Assigned task:
Nothing in the records should be altered; retype them all exactly.

Items from an interface collection

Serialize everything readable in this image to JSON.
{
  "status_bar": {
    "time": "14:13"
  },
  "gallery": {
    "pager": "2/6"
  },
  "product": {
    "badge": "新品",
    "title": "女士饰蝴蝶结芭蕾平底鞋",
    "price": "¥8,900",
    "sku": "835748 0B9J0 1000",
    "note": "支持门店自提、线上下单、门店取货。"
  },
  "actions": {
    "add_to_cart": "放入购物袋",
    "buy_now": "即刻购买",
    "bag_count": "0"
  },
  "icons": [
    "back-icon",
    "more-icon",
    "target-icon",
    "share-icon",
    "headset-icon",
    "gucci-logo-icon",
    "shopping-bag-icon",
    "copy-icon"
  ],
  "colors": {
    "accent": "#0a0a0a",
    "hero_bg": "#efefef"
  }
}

Final answer:
Serialize everything readable in this image to JSON.
{
  "status_bar": {
    "time": "14:13"
  },
  "gallery": {
    "pager": "2/6"
  },
  "product": {
    "badge": "新品",
    "title": "女士饰蝴蝶结芭蕾平底鞋",
    "price": "¥8,900",
    "sku": "835748 0B9J0 1000",
    "note": "支持门店自提、线上下单、门店取货。"
  },
  "actions": {
    "add_to_cart": "放入购物袋",
    "buy_now": "即刻购买",
    "bag_count": "0"
  },
  "icons": [
    "back-icon",
    "more-icon",
    "target-icon",
    "share-icon",
    "headset-icon",
    "gucci-logo-icon",
    "shopping-bag-icon",
    "copy-icon"
  ],
  "colors": {
    "accent": "#0a0a0a",
    "hero_bg": "#efefef"
  }
}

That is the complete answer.